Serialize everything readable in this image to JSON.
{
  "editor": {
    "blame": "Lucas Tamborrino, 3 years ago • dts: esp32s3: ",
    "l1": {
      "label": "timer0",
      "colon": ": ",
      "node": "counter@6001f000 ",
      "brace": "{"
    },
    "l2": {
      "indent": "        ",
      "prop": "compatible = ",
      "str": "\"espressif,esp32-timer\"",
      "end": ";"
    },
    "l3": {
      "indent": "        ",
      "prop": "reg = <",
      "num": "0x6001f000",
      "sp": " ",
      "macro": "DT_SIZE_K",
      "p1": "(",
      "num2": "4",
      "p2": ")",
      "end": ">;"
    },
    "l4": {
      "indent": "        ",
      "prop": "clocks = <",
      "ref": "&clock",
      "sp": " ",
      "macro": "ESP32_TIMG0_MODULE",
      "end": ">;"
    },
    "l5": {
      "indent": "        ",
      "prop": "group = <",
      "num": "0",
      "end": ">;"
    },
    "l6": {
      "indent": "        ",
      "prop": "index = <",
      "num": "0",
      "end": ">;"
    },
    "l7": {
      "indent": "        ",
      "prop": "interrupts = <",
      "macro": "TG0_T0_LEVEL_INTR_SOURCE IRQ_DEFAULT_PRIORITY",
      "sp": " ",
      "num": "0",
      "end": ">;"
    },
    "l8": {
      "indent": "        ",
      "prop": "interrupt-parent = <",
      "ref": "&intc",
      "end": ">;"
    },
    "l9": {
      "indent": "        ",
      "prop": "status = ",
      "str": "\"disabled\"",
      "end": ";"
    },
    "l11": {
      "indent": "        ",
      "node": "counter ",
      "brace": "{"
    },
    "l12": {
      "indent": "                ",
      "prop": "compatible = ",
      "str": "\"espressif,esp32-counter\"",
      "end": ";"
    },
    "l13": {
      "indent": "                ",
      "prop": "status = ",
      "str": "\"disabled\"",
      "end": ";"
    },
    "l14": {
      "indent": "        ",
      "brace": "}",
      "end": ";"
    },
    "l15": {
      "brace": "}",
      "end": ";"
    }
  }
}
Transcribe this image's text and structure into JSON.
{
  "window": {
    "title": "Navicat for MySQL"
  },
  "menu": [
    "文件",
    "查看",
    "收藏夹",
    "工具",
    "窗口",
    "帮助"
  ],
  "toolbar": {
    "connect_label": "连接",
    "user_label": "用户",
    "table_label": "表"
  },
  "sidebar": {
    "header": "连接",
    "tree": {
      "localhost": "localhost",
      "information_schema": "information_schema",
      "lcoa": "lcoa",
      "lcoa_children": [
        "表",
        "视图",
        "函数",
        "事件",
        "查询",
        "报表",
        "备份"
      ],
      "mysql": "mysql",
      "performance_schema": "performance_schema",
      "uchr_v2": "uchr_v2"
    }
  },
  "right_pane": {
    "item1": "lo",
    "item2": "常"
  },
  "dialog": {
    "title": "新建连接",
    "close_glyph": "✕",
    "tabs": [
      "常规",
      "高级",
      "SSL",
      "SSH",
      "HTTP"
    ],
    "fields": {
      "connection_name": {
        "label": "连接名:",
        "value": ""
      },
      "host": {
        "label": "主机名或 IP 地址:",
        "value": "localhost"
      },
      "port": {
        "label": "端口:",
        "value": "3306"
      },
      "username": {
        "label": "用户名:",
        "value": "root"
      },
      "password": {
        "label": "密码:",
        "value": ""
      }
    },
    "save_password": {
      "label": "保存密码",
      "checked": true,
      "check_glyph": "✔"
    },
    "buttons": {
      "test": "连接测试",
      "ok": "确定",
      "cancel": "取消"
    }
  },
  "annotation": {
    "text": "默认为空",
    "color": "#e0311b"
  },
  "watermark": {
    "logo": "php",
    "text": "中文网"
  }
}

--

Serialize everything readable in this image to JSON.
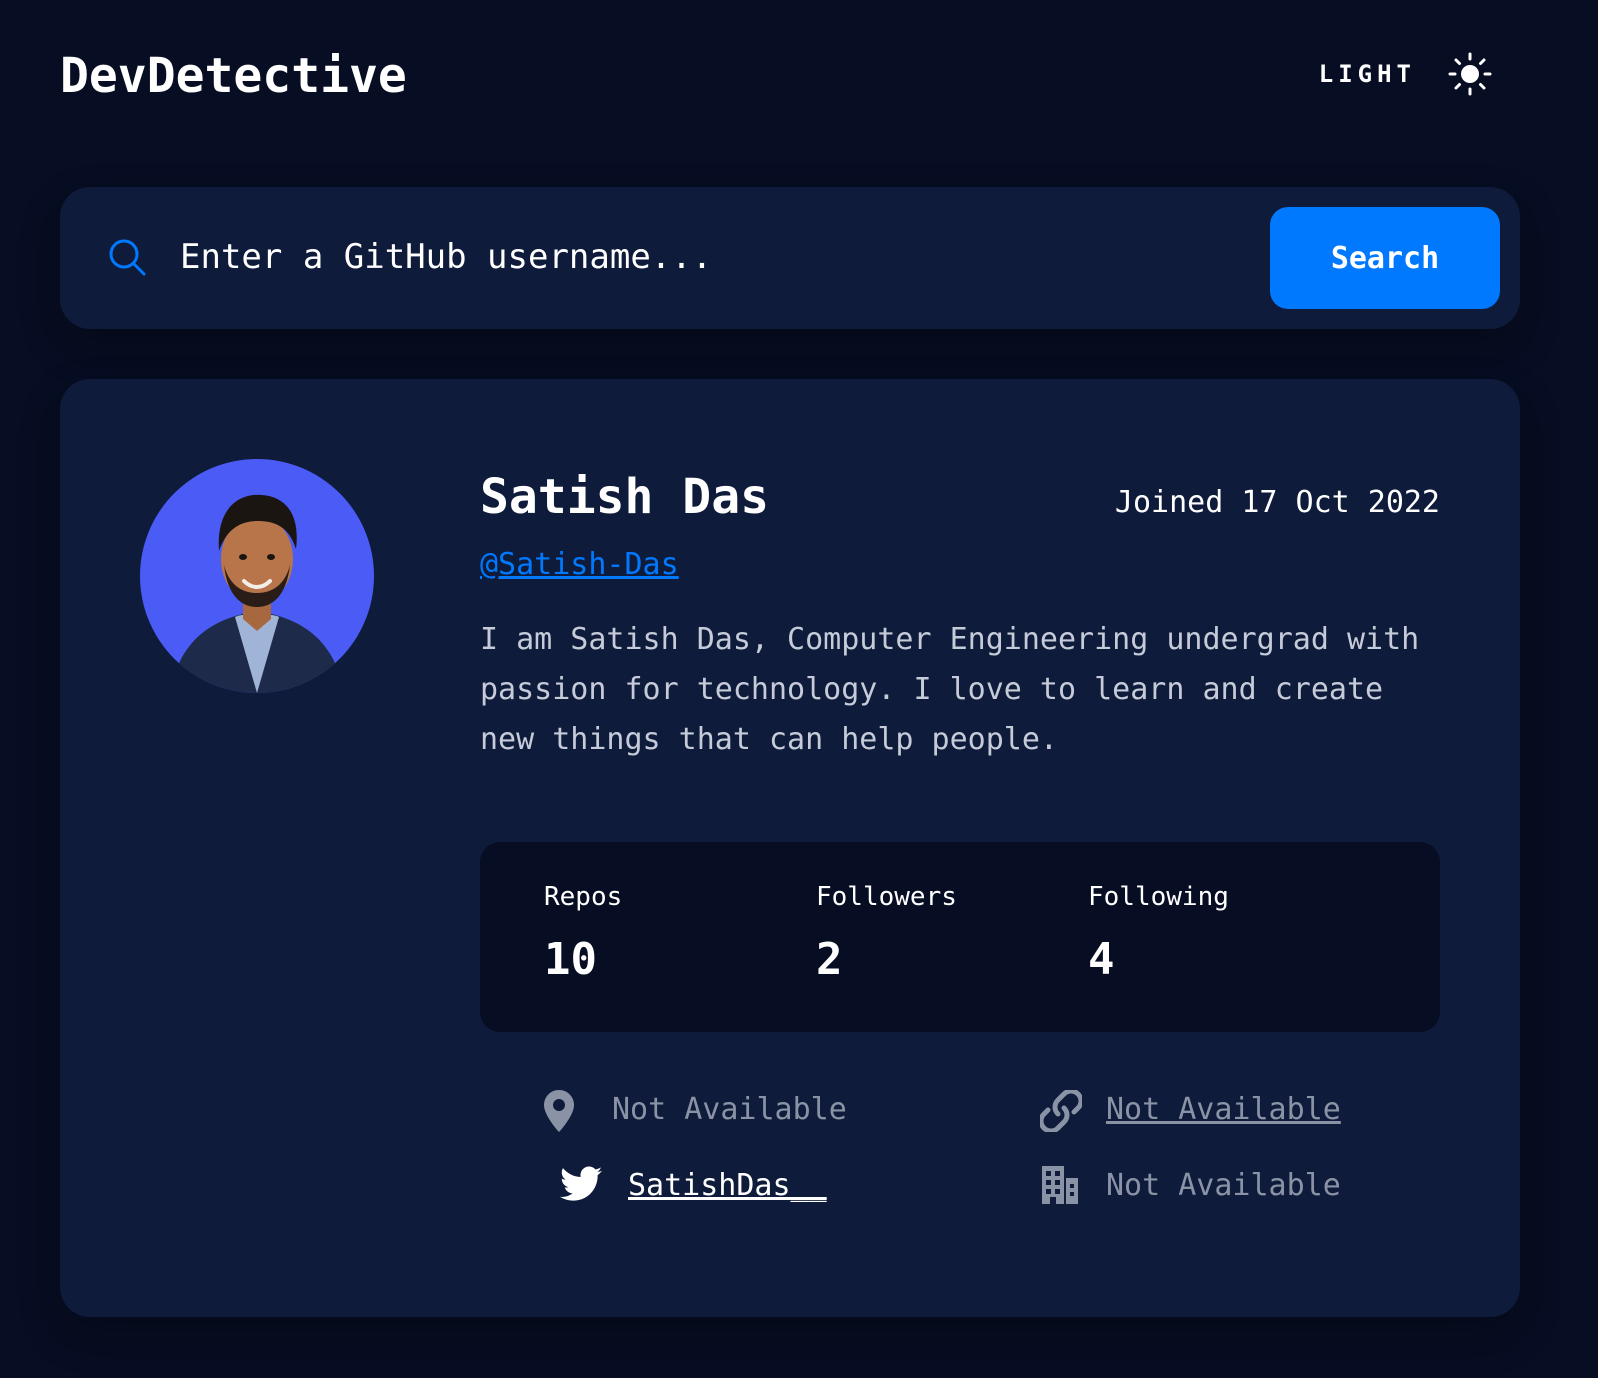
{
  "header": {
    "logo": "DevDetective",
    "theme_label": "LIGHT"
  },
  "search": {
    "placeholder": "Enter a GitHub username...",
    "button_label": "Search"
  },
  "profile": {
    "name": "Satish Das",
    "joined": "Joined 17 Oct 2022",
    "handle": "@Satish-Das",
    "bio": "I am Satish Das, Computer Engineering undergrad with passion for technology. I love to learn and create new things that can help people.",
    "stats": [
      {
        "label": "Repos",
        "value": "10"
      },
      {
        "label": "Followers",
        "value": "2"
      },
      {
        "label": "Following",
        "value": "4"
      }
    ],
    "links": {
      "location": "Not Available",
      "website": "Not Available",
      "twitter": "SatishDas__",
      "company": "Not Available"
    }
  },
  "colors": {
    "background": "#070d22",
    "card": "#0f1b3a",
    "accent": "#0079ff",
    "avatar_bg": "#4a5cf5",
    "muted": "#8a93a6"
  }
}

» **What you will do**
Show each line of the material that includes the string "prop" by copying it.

» **Written answer**
      "prop": "compatible = ",
      "prop": "reg = <",
      "prop": "clocks = <",
      "prop": "group = <",
      "prop": "index = <",
      "prop": "interrupts = <",
      "prop": "interrupt-parent = <",
      "prop": "status = ",
      "prop": "compatible = ",
      "prop": "status = ",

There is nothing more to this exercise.